Assignment:
Down to the last line, reproduce the records exactly.
Materials provided Start Marker
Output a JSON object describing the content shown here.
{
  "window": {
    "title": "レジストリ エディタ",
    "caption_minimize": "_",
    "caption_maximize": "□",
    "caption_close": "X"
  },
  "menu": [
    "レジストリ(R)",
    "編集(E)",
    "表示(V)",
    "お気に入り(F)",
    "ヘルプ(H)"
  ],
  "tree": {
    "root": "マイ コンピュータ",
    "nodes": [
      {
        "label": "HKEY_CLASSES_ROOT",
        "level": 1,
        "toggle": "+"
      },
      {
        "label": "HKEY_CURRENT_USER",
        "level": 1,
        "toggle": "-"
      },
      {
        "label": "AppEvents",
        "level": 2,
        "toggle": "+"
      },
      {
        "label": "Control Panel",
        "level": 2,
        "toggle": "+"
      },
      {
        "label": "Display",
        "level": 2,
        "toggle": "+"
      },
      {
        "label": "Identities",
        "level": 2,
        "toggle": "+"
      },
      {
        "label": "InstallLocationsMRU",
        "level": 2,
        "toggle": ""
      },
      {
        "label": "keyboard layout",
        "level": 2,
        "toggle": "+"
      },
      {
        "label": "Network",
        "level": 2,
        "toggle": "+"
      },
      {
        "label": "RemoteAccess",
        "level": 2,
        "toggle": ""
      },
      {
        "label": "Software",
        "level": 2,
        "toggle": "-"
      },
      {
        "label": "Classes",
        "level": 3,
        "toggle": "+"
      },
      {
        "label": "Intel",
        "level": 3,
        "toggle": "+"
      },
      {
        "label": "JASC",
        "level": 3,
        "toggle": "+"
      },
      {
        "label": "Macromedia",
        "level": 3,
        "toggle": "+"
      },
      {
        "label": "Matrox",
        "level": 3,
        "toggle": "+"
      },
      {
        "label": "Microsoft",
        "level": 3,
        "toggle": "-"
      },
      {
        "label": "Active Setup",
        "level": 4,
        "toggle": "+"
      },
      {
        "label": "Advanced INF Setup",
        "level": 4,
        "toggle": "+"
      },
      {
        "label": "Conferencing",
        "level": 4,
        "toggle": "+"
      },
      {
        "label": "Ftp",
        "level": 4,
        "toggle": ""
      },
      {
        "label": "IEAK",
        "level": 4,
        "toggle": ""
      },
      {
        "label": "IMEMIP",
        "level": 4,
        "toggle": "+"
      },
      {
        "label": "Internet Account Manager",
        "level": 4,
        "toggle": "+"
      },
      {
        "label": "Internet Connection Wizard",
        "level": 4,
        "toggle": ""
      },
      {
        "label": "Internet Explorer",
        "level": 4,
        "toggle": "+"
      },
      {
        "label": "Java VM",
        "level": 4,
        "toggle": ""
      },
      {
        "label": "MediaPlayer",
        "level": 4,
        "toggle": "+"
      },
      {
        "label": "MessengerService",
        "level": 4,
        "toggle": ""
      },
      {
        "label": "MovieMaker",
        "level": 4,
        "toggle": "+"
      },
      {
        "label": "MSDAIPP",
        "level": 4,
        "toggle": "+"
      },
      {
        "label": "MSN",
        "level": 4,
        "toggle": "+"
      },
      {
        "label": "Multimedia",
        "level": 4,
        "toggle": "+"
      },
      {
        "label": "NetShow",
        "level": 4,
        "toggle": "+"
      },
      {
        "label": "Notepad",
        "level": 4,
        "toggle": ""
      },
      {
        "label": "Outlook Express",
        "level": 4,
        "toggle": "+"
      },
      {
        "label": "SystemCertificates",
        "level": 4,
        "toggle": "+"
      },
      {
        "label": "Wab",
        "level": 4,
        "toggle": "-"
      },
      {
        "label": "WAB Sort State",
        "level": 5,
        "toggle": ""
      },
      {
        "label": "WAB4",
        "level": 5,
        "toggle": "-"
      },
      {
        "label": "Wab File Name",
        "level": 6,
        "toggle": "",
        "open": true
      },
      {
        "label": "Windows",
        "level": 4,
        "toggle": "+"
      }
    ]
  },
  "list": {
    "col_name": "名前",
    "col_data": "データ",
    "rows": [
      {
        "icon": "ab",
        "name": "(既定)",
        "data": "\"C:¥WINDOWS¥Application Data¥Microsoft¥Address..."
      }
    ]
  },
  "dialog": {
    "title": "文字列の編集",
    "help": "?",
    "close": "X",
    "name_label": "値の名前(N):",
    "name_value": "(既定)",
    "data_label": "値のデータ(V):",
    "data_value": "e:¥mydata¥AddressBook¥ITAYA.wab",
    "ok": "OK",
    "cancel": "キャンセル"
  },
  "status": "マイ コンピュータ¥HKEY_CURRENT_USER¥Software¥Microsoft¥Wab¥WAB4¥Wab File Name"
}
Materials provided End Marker
Result for this exercise:
Output a JSON object describing the content shown here.
{
  "window": {
    "title": "レジストリ エディタ",
    "caption_minimize": "_",
    "caption_maximize": "□",
    "caption_close": "X"
  },
  "menu": [
    "レジストリ(R)",
    "編集(E)",
    "表示(V)",
    "お気に入り(F)",
    "ヘルプ(H)"
  ],
  "tree": {
    "root": "マイ コンピュータ",
    "nodes": [
      {
        "label": "HKEY_CLASSES_ROOT",
        "level": 1,
        "toggle": "+"
      },
      {
        "label": "HKEY_CURRENT_USER",
        "level": 1,
        "toggle": "-"
      },
      {
        "label": "AppEvents",
        "level": 2,
        "toggle": "+"
      },
      {
        "label": "Control Panel",
        "level": 2,
        "toggle": "+"
      },
      {
        "label": "Display",
        "level": 2,
        "toggle": "+"
      },
      {
        "label": "Identities",
        "level": 2,
        "toggle": "+"
      },
      {
        "label": "InstallLocationsMRU",
        "level": 2,
        "toggle": ""
      },
      {
        "label": "keyboard layout",
        "level": 2,
        "toggle": "+"
      },
      {
        "label": "Network",
        "level": 2,
        "toggle": "+"
      },
      {
        "label": "RemoteAccess",
        "level": 2,
        "toggle": ""
      },
      {
        "label": "Software",
        "level": 2,
        "toggle": "-"
      },
      {
        "label": "Classes",
        "level": 3,
        "toggle": "+"
      },
      {
        "label": "Intel",
        "level": 3,
        "toggle": "+"
      },
      {
        "label": "JASC",
        "level": 3,
        "toggle": "+"
      },
      {
        "label": "Macromedia",
        "level": 3,
        "toggle": "+"
      },
      {
        "label": "Matrox",
        "level": 3,
        "toggle": "+"
      },
      {
        "label": "Microsoft",
        "level": 3,
        "toggle": "-"
      },
      {
        "label": "Active Setup",
        "level": 4,
        "toggle": "+"
      },
      {
        "label": "Advanced INF Setup",
        "level": 4,
        "toggle": "+"
      },
      {
        "label": "Conferencing",
        "level": 4,
        "toggle": "+"
      },
      {
        "label": "Ftp",
        "level": 4,
        "toggle": ""
      },
      {
        "label": "IEAK",
        "level": 4,
        "toggle": ""
      },
      {
        "label": "IMEMIP",
        "level": 4,
        "toggle": "+"
      },
      {
        "label": "Internet Account Manager",
        "level": 4,
        "toggle": "+"
      },
      {
        "label": "Internet Connection Wizard",
        "level": 4,
        "toggle": ""
      },
      {
        "label": "Internet Explorer",
        "level": 4,
        "toggle": "+"
      },
      {
        "label": "Java VM",
        "level": 4,
        "toggle": ""
      },
      {
        "label": "MediaPlayer",
        "level": 4,
        "toggle": "+"
      },
      {
        "label": "MessengerService",
        "level": 4,
        "toggle": ""
      },
      {
        "label": "MovieMaker",
        "level": 4,
        "toggle": "+"
      },
      {
        "label": "MSDAIPP",
        "level": 4,
        "toggle": "+"
      },
      {
        "label": "MSN",
        "level": 4,
        "toggle": "+"
      },
      {
        "label": "Multimedia",
        "level": 4,
        "toggle": "+"
      },
      {
        "label": "NetShow",
        "level": 4,
        "toggle": "+"
      },
      {
        "label": "Notepad",
        "level": 4,
        "toggle": ""
      },
      {
        "label": "Outlook Express",
        "level": 4,
        "toggle": "+"
      },
      {
        "label": "SystemCertificates",
        "level": 4,
        "toggle": "+"
      },
      {
        "label": "Wab",
        "level": 4,
        "toggle": "-"
      },
      {
        "label": "WAB Sort State",
        "level": 5,
        "toggle": ""
      },
      {
        "label": "WAB4",
        "level": 5,
        "toggle": "-"
      },
      {
        "label": "Wab File Name",
        "level": 6,
        "toggle": "",
        "open": true
      },
      {
        "label": "Windows",
        "level": 4,
        "toggle": "+"
      }
    ]
  },
  "list": {
    "col_name": "名前",
    "col_data": "データ",
    "rows": [
      {
        "icon": "ab",
        "name": "(既定)",
        "data": "\"C:¥WINDOWS¥Application Data¥Microsoft¥Address..."
      }
    ]
  },
  "dialog": {
    "title": "文字列の編集",
    "help": "?",
    "close": "X",
    "name_label": "値の名前(N):",
    "name_value": "(既定)",
    "data_label": "値のデータ(V):",
    "data_value": "e:¥mydata¥AddressBook¥ITAYA.wab",
    "ok": "OK",
    "cancel": "キャンセル"
  },
  "status": "マイ コンピュータ¥HKEY_CURRENT_USER¥Software¥Microsoft¥Wab¥WAB4¥Wab File Name"
}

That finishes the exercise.